“The cost of health care could be cut drastically, if we work to ensure that our people do not get sick in the first place,” says NDP president, Leader of the Opposition Arnhim Eustace.
He told a rally in Calliaqua on the weekend, when the NDP outlined its policy on health and wellness, that a lot of the health challenges affecting persons in St. Vincent and the Grenadines are from lifestyle diseases such as obesity, diabetes and some types of cancer.
“An NDP government will move aggressively to implement a public policy that will promote healthy lifestyles and good nutrition through education and awareness.
“We shall also implement policies that will help boost organic production in agriculture… We will emphasize nutrition education in our schools, develop a system for community sports and recreation, among other areas.
“We will also develop a robust public health system that places emphasis on preventative medicine; and for a system of annual medical check-ups for all citizens to catch any potential problem early,” Eustace said.
He told party supporters that the remaining pillars of the NDP’s health care policy will kick in when people get sick.
Eustace said an NDP administration will establish a national health insurance scheme, and build this new hospital.
“Too many times, our people get sick and we have to beg for donations, and hold fundraisers and depend on the generosity of others to ensure that they can access even basic medical attention,” he said.
He said a National Health Insurance scheme will be there to fund people’s medical needs.
He noted that in 2000, the NDP administration hired the University of the West Indies to develop a national health insurance plan for SVG.
When the NDP lost the March 2001 election to the Unity Labour Party, that plan was ready for implementation, Eustace said.
“This government has slept on that for the last 14 years while our people have struggled here to meet their most basic health needs,” he said.
“We are bringing it back in 2016,” he said, adding that because the NDP wants the proposed national health insurance programme to fund itself, it is recommending that 1 per cent of a person’s salary go to health insurance service.
“So that when you have your illnesses, you will have some fund coming in to help you meet the cost of drugs and so on,” Eustace said.
He said that, with time, the health insurance will become as large as the National Insurance Services.
Eustace said the NDP administration did not want the proposed health insurance service to be costly to operate and suggested that it has a shared board with the NIS, in addition to some medical professionals as directors.
“So, the work is already some.

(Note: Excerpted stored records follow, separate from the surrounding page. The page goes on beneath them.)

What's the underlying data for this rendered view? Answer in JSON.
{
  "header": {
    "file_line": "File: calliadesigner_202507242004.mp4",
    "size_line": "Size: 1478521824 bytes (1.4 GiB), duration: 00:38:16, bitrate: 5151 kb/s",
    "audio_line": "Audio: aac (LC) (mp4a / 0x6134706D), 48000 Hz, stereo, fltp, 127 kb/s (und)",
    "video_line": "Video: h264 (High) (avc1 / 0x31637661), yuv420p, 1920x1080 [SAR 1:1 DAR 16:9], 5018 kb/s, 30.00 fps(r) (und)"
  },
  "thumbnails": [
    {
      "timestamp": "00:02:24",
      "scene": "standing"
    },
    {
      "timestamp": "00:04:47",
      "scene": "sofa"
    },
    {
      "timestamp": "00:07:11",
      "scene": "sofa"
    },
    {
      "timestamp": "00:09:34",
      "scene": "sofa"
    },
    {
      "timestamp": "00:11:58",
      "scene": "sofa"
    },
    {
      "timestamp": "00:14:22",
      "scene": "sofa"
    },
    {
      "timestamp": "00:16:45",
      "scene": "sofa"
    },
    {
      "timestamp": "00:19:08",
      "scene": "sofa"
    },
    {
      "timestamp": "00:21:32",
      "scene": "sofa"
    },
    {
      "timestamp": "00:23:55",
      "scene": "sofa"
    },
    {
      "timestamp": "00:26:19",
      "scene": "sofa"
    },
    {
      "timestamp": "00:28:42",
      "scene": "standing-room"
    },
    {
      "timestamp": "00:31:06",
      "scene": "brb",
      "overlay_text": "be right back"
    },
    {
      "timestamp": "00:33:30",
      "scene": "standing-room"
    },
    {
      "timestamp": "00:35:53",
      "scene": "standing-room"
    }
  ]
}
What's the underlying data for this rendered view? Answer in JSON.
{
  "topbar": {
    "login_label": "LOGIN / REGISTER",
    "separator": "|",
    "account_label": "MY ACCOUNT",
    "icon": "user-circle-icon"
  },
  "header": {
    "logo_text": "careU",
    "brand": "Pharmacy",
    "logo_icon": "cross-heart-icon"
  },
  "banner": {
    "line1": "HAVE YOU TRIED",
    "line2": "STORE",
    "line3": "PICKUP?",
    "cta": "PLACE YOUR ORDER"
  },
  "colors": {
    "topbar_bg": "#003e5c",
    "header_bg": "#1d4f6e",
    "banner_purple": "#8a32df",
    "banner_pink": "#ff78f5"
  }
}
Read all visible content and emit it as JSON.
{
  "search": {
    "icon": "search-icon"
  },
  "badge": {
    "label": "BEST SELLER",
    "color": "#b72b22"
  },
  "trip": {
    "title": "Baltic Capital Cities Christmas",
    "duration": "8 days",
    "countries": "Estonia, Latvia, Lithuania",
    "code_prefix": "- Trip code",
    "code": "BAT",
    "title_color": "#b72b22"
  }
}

All we have to do is to update some of the information from 2001 and begin the implementation of our national health insurance scheme,” he said.
He told party supporters that no nation is worthy of its name if its government is unable or unwilling to take care of its people.
“What could be more fundamental to the role of a good Vincentian government than safeguarding the welfare of Vincentians?
“Our people must not suffer and die just because government has failed to invest in their health.
‘Health care has never been a priority for the ULP and people have suffered and died because of it.
This must change and it will change under the New Democratic Party. I do not have to stand here tonight to tell you of the terrible standard of our health care… Many of you have lived through the nightmare,” Eustace said.
He said the “scourge of poverty” is the biggest killer of Vincentians.
“Poverty that prevents many Vincentians from being able to afford to eat daily and healthily,” he said.